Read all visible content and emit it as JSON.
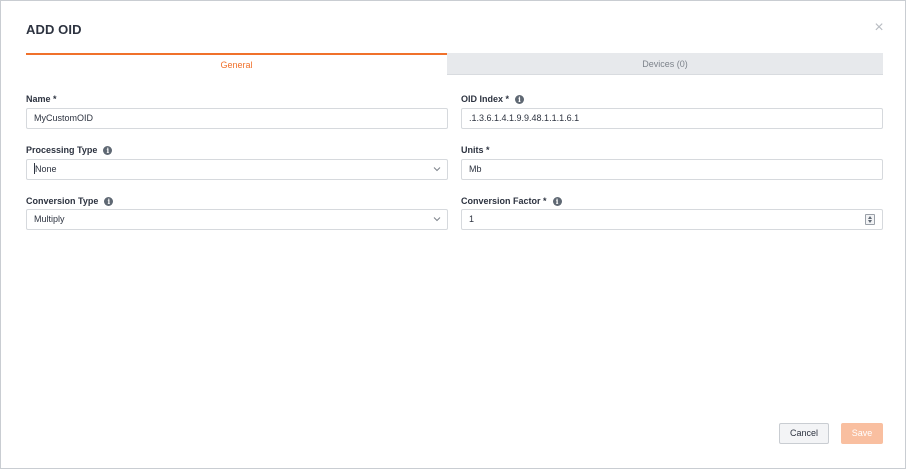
{
  "dialog": {
    "title": "ADD OID",
    "close_glyph": "×"
  },
  "tabs": [
    {
      "label": "General",
      "active": true
    },
    {
      "label": "Devices (0)",
      "active": false
    }
  ],
  "form": {
    "name": {
      "label": "Name *",
      "value": "MyCustomOID"
    },
    "oid_index": {
      "label": "OID Index *",
      "value": ".1.3.6.1.4.1.9.9.48.1.1.1.6.1",
      "info_icon": "info-icon"
    },
    "processing_type": {
      "label": "Processing Type",
      "value": "None",
      "info_icon": "info-icon"
    },
    "units": {
      "label": "Units *",
      "value": "Mb"
    },
    "conversion_type": {
      "label": "Conversion Type",
      "value": "Multiply",
      "info_icon": "info-icon"
    },
    "conversion_factor": {
      "label": "Conversion Factor *",
      "value": "1",
      "info_icon": "info-icon"
    }
  },
  "buttons": {
    "cancel": "Cancel",
    "save": "Save"
  },
  "colors": {
    "accent": "#f0712b",
    "save_disabled": "#f9bfa0",
    "text": "#2d3340"
  }
}
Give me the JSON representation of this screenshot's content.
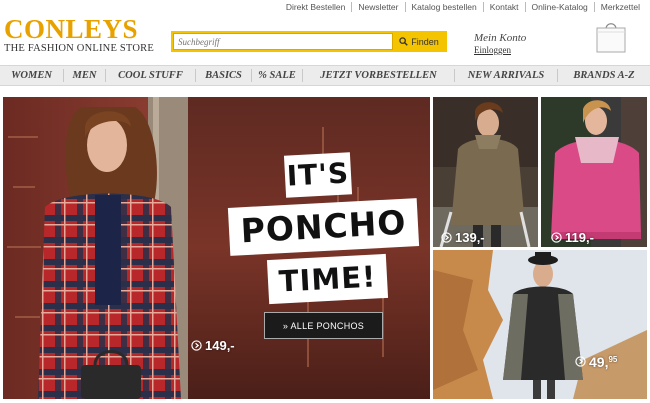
{
  "top_links": [
    "Direkt Bestellen",
    "Newsletter",
    "Katalog bestellen",
    "Kontakt",
    "Online-Katalog",
    "Merkzettel"
  ],
  "logo": {
    "name": "CONLEYS",
    "tagline": "THE FASHION ONLINE STORE"
  },
  "search": {
    "placeholder": "Suchbegriff",
    "button_label": "Finden"
  },
  "account": {
    "title": "Mein Konto",
    "login_label": "Einloggen"
  },
  "nav": [
    "WOMEN",
    "MEN",
    "COOL STUFF",
    "BASICS",
    "% SALE",
    "JETZT VORBESTELLEN",
    "NEW ARRIVALS",
    "BRANDS A-Z"
  ],
  "hero": {
    "headline_1": "IT'S",
    "headline_2": "PONCHO",
    "headline_3": "TIME!",
    "cta_label": "» ALLE PONCHOS",
    "price": "149,-"
  },
  "tiles": [
    {
      "price": "139,-"
    },
    {
      "price": "119,-"
    },
    {
      "price": "49,",
      "price_cents": "95"
    }
  ],
  "colors": {
    "brand": "#e8a200",
    "search_bar": "#f5c400",
    "nav_bg": "#ececec"
  },
  "icons": [
    "search-icon",
    "shopping-bag-icon",
    "play-circle-icon"
  ]
}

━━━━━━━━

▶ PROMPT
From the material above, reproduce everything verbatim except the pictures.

▶ TASK OUTPUT
Read all visible content and emit it as JSON.
{
  "dialog": {
    "title": "ADD OID",
    "close_glyph": "×"
  },
  "tabs": [
    {
      "label": "General",
      "active": true
    },
    {
      "label": "Devices (0)",
      "active": false
    }
  ],
  "form": {
    "name": {
      "label": "Name *",
      "value": "MyCustomOID"
    },
    "oid_index": {
      "label": "OID Index *",
      "value": ".1.3.6.1.4.1.9.9.48.1.1.1.6.1",
      "info_icon": "info-icon"
    },
    "processing_type": {
      "label": "Processing Type",
      "value": "None",
      "info_icon": "info-icon"
    },
    "units": {
      "label": "Units *",
      "value": "Mb"
    },
    "conversion_type": {
      "label": "Conversion Type",
      "value": "Multiply",
      "info_icon": "info-icon"
    },
    "conversion_factor": {
      "label": "Conversion Factor *",
      "value": "1",
      "info_icon": "info-icon"
    }
  },
  "buttons": {
    "cancel": "Cancel",
    "save": "Save"
  },
  "colors": {
    "accent": "#f0712b",
    "save_disabled": "#f9bfa0",
    "text": "#2d3340"
  }
}
Give me the JSON representation of this screenshot's content.
{
  "top_links": [
    "Direkt Bestellen",
    "Newsletter",
    "Katalog bestellen",
    "Kontakt",
    "Online-Katalog",
    "Merkzettel"
  ],
  "logo": {
    "name": "CONLEYS",
    "tagline": "THE FASHION ONLINE STORE"
  },
  "search": {
    "placeholder": "Suchbegriff",
    "button_label": "Finden"
  },
  "account": {
    "title": "Mein Konto",
    "login_label": "Einloggen"
  },
  "nav": [
    "WOMEN",
    "MEN",
    "COOL STUFF",
    "BASICS",
    "% SALE",
    "JETZT VORBESTELLEN",
    "NEW ARRIVALS",
    "BRANDS A-Z"
  ],
  "hero": {
    "headline_1": "IT'S",
    "headline_2": "PONCHO",
    "headline_3": "TIME!",
    "cta_label": "» ALLE PONCHOS",
    "price": "149,-"
  },
  "tiles": [
    {
      "price": "139,-"
    },
    {
      "price": "119,-"
    },
    {
      "price": "49,",
      "price_cents": "95"
    }
  ],
  "colors": {
    "brand": "#e8a200",
    "search_bar": "#f5c400",
    "nav_bg": "#ececec"
  },
  "icons": [
    "search-icon",
    "shopping-bag-icon",
    "play-circle-icon"
  ]
}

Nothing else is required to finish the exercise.